▶ **Exercise prompt**: Line by line, print the records exactly as they are, dropping the pictures.

(Source data)
====
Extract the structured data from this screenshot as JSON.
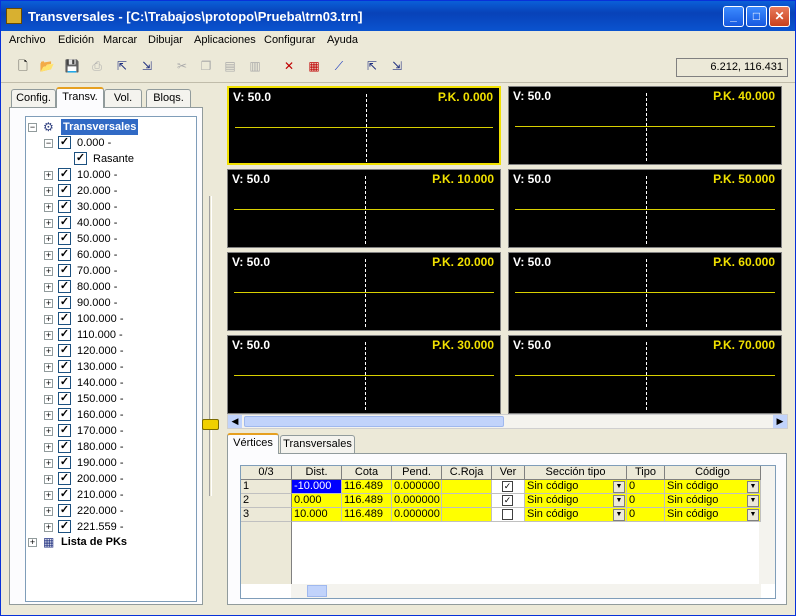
{
  "window": {
    "title": "Transversales - [C:\\Trabajos\\protopo\\Prueba\\trn03.trn]",
    "controls": {
      "minimize": "_",
      "maximize": "□",
      "close": "✕"
    }
  },
  "menu": [
    "Archivo",
    "Edición",
    "Marcar",
    "Dibujar",
    "Aplicaciones",
    "Configurar",
    "Ayuda"
  ],
  "toolbar": {
    "icons": [
      "new-file-icon",
      "open-folder-icon",
      "save-icon",
      "print-icon",
      "export-icon",
      "import-icon",
      "cut-icon",
      "copy-icon",
      "paste-icon",
      "paste-special-icon",
      "cross-section-icon",
      "table-edit-icon",
      "line-draw-icon",
      "layer-export-icon",
      "layer-import-icon"
    ],
    "coordinates": "6.212, 116.431"
  },
  "left_tabs": [
    "Config.",
    "Transv.",
    "Vol.",
    "Bloqs."
  ],
  "active_left_tab": "Transv.",
  "tree": {
    "root": "Transversales",
    "first": "0.000 -",
    "rasante": "Rasante",
    "items": [
      "10.000 -",
      "20.000 -",
      "30.000 -",
      "40.000 -",
      "50.000 -",
      "60.000 -",
      "70.000 -",
      "80.000 -",
      "90.000 -",
      "100.000 -",
      "110.000 -",
      "120.000 -",
      "130.000 -",
      "140.000 -",
      "150.000 -",
      "160.000 -",
      "170.000 -",
      "180.000 -",
      "190.000 -",
      "200.000 -",
      "210.000 -",
      "220.000 -",
      "221.559 -"
    ],
    "pk_list": "Lista de PKs"
  },
  "sections": [
    {
      "v": "V: 50.0",
      "pk": "P.K. 0.000"
    },
    {
      "v": "V: 50.0",
      "pk": "P.K. 40.000"
    },
    {
      "v": "V: 50.0",
      "pk": "P.K. 10.000"
    },
    {
      "v": "V: 50.0",
      "pk": "P.K. 50.000"
    },
    {
      "v": "V: 50.0",
      "pk": "P.K. 20.000"
    },
    {
      "v": "V: 50.0",
      "pk": "P.K. 60.000"
    },
    {
      "v": "V: 50.0",
      "pk": "P.K. 30.000"
    },
    {
      "v": "V: 50.0",
      "pk": "P.K. 70.000"
    }
  ],
  "bottom_tabs": [
    "Vértices",
    "Transversales"
  ],
  "table": {
    "counter": "0/3",
    "headers": [
      "Dist.",
      "Cota",
      "Pend.",
      "C.Roja",
      "Ver",
      "Sección tipo",
      "Tipo",
      "Código"
    ],
    "rows": [
      {
        "n": "1",
        "dist": "-10.000",
        "cota": "116.489",
        "pend": "0.000000",
        "croja": "",
        "ver": true,
        "seccion": "Sin código",
        "tipo": "0",
        "codigo": "Sin código"
      },
      {
        "n": "2",
        "dist": "0.000",
        "cota": "116.489",
        "pend": "0.000000",
        "croja": "",
        "ver": true,
        "seccion": "Sin código",
        "tipo": "0",
        "codigo": "Sin código"
      },
      {
        "n": "3",
        "dist": "10.000",
        "cota": "116.489",
        "pend": "0.000000",
        "croja": "",
        "ver": false,
        "seccion": "Sin código",
        "tipo": "0",
        "codigo": "Sin código"
      }
    ]
  },
  "colors": {
    "section_bg": "#000000",
    "pk_text": "#f0e000",
    "cell_yellow": "#ffff00",
    "selected_cell": "#0000ff"
  }
}
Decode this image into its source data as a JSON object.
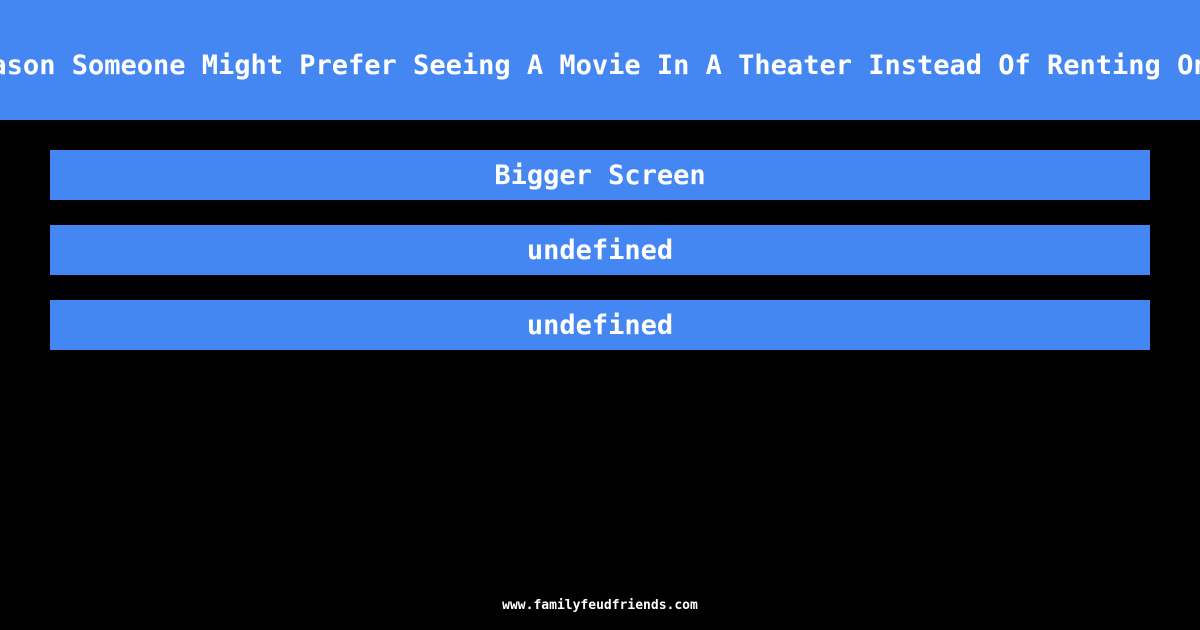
{
  "header": {
    "question_visible": "ason Someone Might Prefer Seeing A Movie In A Theater Instead Of Renting On"
  },
  "answers": [
    {
      "label": "Bigger Screen"
    },
    {
      "label": "undefined"
    },
    {
      "label": "undefined"
    }
  ],
  "footer": {
    "url": "www.familyfeudfriends.com"
  },
  "colors": {
    "accent": "#4487f2",
    "background": "#000000",
    "text": "#ffffff"
  }
}
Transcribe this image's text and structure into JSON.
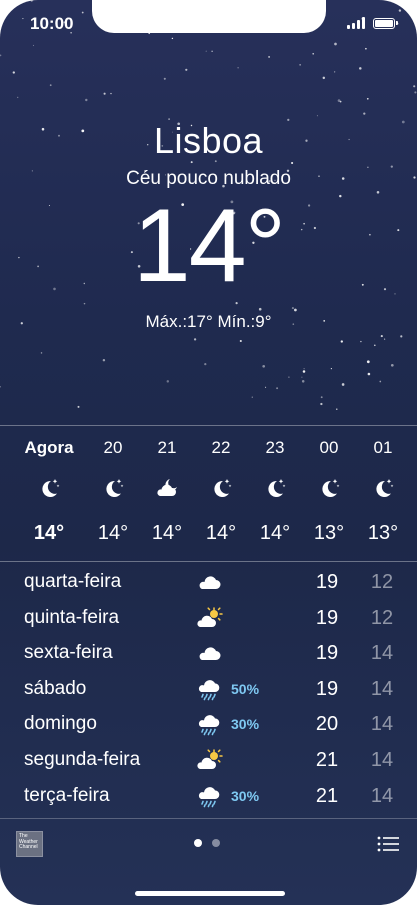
{
  "status": {
    "time": "10:00"
  },
  "location": {
    "city": "Lisboa",
    "condition": "Céu pouco nublado",
    "temperature": "14°",
    "hilo": "Máx.:17° Mín.:9°"
  },
  "hourly": [
    {
      "label": "Agora",
      "icon": "moon-stars-icon",
      "temp": "14°",
      "bold": true
    },
    {
      "label": "20",
      "icon": "moon-stars-icon",
      "temp": "14°"
    },
    {
      "label": "21",
      "icon": "cloud-moon-icon",
      "temp": "14°"
    },
    {
      "label": "22",
      "icon": "moon-stars-icon",
      "temp": "14°"
    },
    {
      "label": "23",
      "icon": "moon-stars-icon",
      "temp": "14°"
    },
    {
      "label": "00",
      "icon": "moon-stars-icon",
      "temp": "13°"
    },
    {
      "label": "01",
      "icon": "moon-stars-icon",
      "temp": "13°"
    }
  ],
  "daily": [
    {
      "day": "quarta-feira",
      "icon": "cloud-icon",
      "pct": "",
      "hi": "19",
      "lo": "12"
    },
    {
      "day": "quinta-feira",
      "icon": "cloud-sun-icon",
      "pct": "",
      "hi": "19",
      "lo": "12"
    },
    {
      "day": "sexta-feira",
      "icon": "cloud-icon",
      "pct": "",
      "hi": "19",
      "lo": "14"
    },
    {
      "day": "sábado",
      "icon": "cloud-rain-icon",
      "pct": "50%",
      "hi": "19",
      "lo": "14"
    },
    {
      "day": "domingo",
      "icon": "cloud-rain-icon",
      "pct": "30%",
      "hi": "20",
      "lo": "14"
    },
    {
      "day": "segunda-feira",
      "icon": "cloud-sun-icon",
      "pct": "",
      "hi": "21",
      "lo": "14"
    },
    {
      "day": "terça-feira",
      "icon": "cloud-rain-icon",
      "pct": "30%",
      "hi": "21",
      "lo": "14"
    }
  ],
  "footer": {
    "logo_text": "The Weather Channel",
    "pages": 2,
    "active_page": 0
  },
  "colors": {
    "precip": "#7fc9f2",
    "sun": "#f7c844"
  }
}
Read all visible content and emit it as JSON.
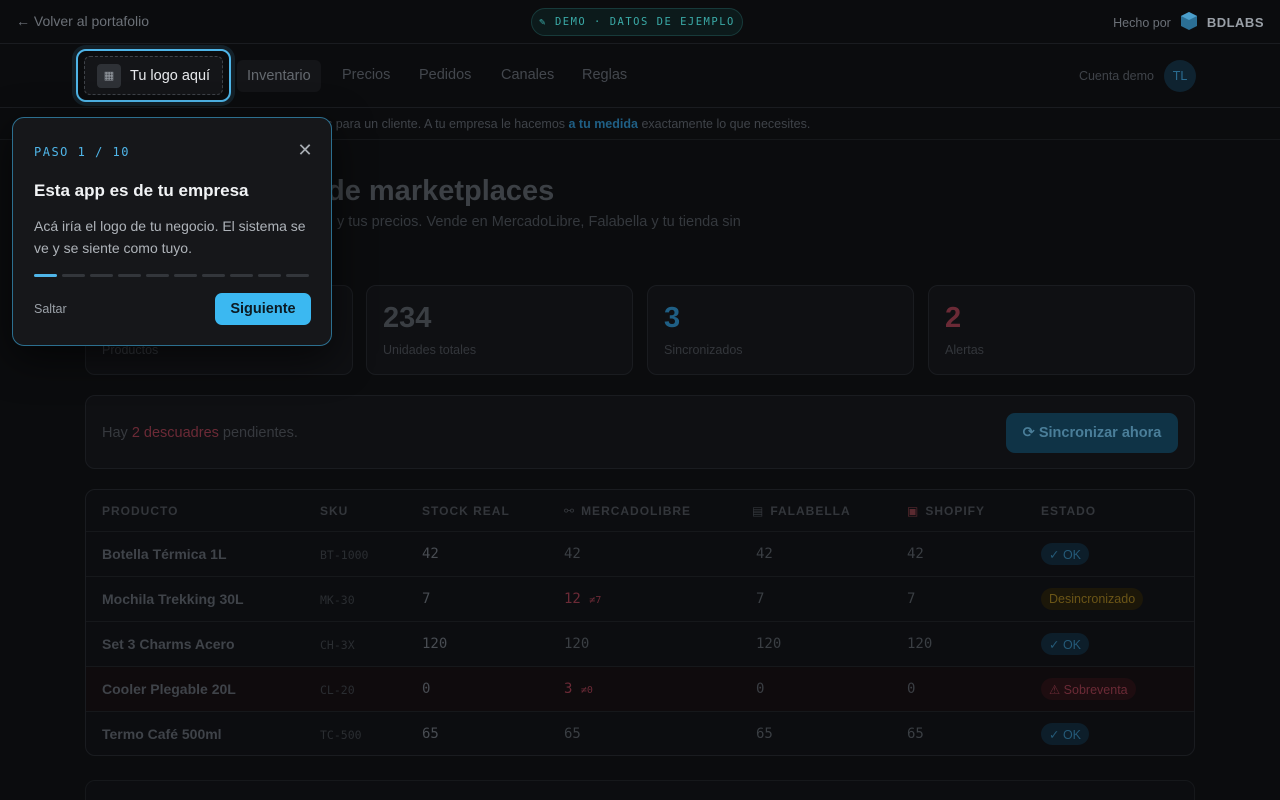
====
▶ **Exercise response**:
Extract the structured data from this screenshot as JSON.
{
  "window": {
    "title": "Transversales - [C:\\Trabajos\\protopo\\Prueba\\trn03.trn]",
    "controls": {
      "minimize": "_",
      "maximize": "□",
      "close": "✕"
    }
  },
  "menu": [
    "Archivo",
    "Edición",
    "Marcar",
    "Dibujar",
    "Aplicaciones",
    "Configurar",
    "Ayuda"
  ],
  "toolbar": {
    "icons": [
      "new-file-icon",
      "open-folder-icon",
      "save-icon",
      "print-icon",
      "export-icon",
      "import-icon",
      "cut-icon",
      "copy-icon",
      "paste-icon",
      "paste-special-icon",
      "cross-section-icon",
      "table-edit-icon",
      "line-draw-icon",
      "layer-export-icon",
      "layer-import-icon"
    ],
    "coordinates": "6.212, 116.431"
  },
  "left_tabs": [
    "Config.",
    "Transv.",
    "Vol.",
    "Bloqs."
  ],
  "active_left_tab": "Transv.",
  "tree": {
    "root": "Transversales",
    "first": "0.000 -",
    "rasante": "Rasante",
    "items": [
      "10.000 -",
      "20.000 -",
      "30.000 -",
      "40.000 -",
      "50.000 -",
      "60.000 -",
      "70.000 -",
      "80.000 -",
      "90.000 -",
      "100.000 -",
      "110.000 -",
      "120.000 -",
      "130.000 -",
      "140.000 -",
      "150.000 -",
      "160.000 -",
      "170.000 -",
      "180.000 -",
      "190.000 -",
      "200.000 -",
      "210.000 -",
      "220.000 -",
      "221.559 -"
    ],
    "pk_list": "Lista de PKs"
  },
  "sections": [
    {
      "v": "V: 50.0",
      "pk": "P.K. 0.000"
    },
    {
      "v": "V: 50.0",
      "pk": "P.K. 40.000"
    },
    {
      "v": "V: 50.0",
      "pk": "P.K. 10.000"
    },
    {
      "v": "V: 50.0",
      "pk": "P.K. 50.000"
    },
    {
      "v": "V: 50.0",
      "pk": "P.K. 20.000"
    },
    {
      "v": "V: 50.0",
      "pk": "P.K. 60.000"
    },
    {
      "v": "V: 50.0",
      "pk": "P.K. 30.000"
    },
    {
      "v": "V: 50.0",
      "pk": "P.K. 70.000"
    }
  ],
  "bottom_tabs": [
    "Vértices",
    "Transversales"
  ],
  "table": {
    "counter": "0/3",
    "headers": [
      "Dist.",
      "Cota",
      "Pend.",
      "C.Roja",
      "Ver",
      "Sección tipo",
      "Tipo",
      "Código"
    ],
    "rows": [
      {
        "n": "1",
        "dist": "-10.000",
        "cota": "116.489",
        "pend": "0.000000",
        "croja": "",
        "ver": true,
        "seccion": "Sin código",
        "tipo": "0",
        "codigo": "Sin código"
      },
      {
        "n": "2",
        "dist": "0.000",
        "cota": "116.489",
        "pend": "0.000000",
        "croja": "",
        "ver": true,
        "seccion": "Sin código",
        "tipo": "0",
        "codigo": "Sin código"
      },
      {
        "n": "3",
        "dist": "10.000",
        "cota": "116.489",
        "pend": "0.000000",
        "croja": "",
        "ver": false,
        "seccion": "Sin código",
        "tipo": "0",
        "codigo": "Sin código"
      }
    ]
  },
  "colors": {
    "section_bg": "#000000",
    "pk_text": "#f0e000",
    "cell_yellow": "#ffff00",
    "selected_cell": "#0000ff"
  }
}
Decode this image into its source data as a JSON object.
{
  "header": {
    "question_visible": "ason Someone Might Prefer Seeing A Movie In A Theater Instead Of Renting On"
  },
  "answers": [
    {
      "label": "Bigger Screen"
    },
    {
      "label": "undefined"
    },
    {
      "label": "undefined"
    }
  ],
  "footer": {
    "url": "www.familyfeudfriends.com"
  },
  "colors": {
    "accent": "#4487f2",
    "background": "#000000",
    "text": "#ffffff"
  }
}
Transcribe this image's text and structure into JSON.
{
  "status": {
    "time": "10:00"
  },
  "location": {
    "city": "Lisboa",
    "condition": "Céu pouco nublado",
    "temperature": "14°",
    "hilo": "Máx.:17° Mín.:9°"
  },
  "hourly": [
    {
      "label": "Agora",
      "icon": "moon-stars-icon",
      "temp": "14°",
      "bold": true
    },
    {
      "label": "20",
      "icon": "moon-stars-icon",
      "temp": "14°"
    },
    {
      "label": "21",
      "icon": "cloud-moon-icon",
      "temp": "14°"
    },
    {
      "label": "22",
      "icon": "moon-stars-icon",
      "temp": "14°"
    },
    {
      "label": "23",
      "icon": "moon-stars-icon",
      "temp": "14°"
    },
    {
      "label": "00",
      "icon": "moon-stars-icon",
      "temp": "13°"
    },
    {
      "label": "01",
      "icon": "moon-stars-icon",
      "temp": "13°"
    }
  ],
  "daily": [
    {
      "day": "quarta-feira",
      "icon": "cloud-icon",
      "pct": "",
      "hi": "19",
      "lo": "12"
    },
    {
      "day": "quinta-feira",
      "icon": "cloud-sun-icon",
      "pct": "",
      "hi": "19",
      "lo": "12"
    },
    {
      "day": "sexta-feira",
      "icon": "cloud-icon",
      "pct": "",
      "hi": "19",
      "lo": "14"
    },
    {
      "day": "sábado",
      "icon": "cloud-rain-icon",
      "pct": "50%",
      "hi": "19",
      "lo": "14"
    },
    {
      "day": "domingo",
      "icon": "cloud-rain-icon",
      "pct": "30%",
      "hi": "20",
      "lo": "14"
    },
    {
      "day": "segunda-feira",
      "icon": "cloud-sun-icon",
      "pct": "",
      "hi": "21",
      "lo": "14"
    },
    {
      "day": "terça-feira",
      "icon": "cloud-rain-icon",
      "pct": "30%",
      "hi": "21",
      "lo": "14"
    }
  ],
  "footer": {
    "logo_text": "The Weather Channel",
    "pages": 2,
    "active_page": 0
  },
  "colors": {
    "precip": "#7fc9f2",
    "sun": "#f7c844"
  }
}
Read all visible content and emit it as JSON.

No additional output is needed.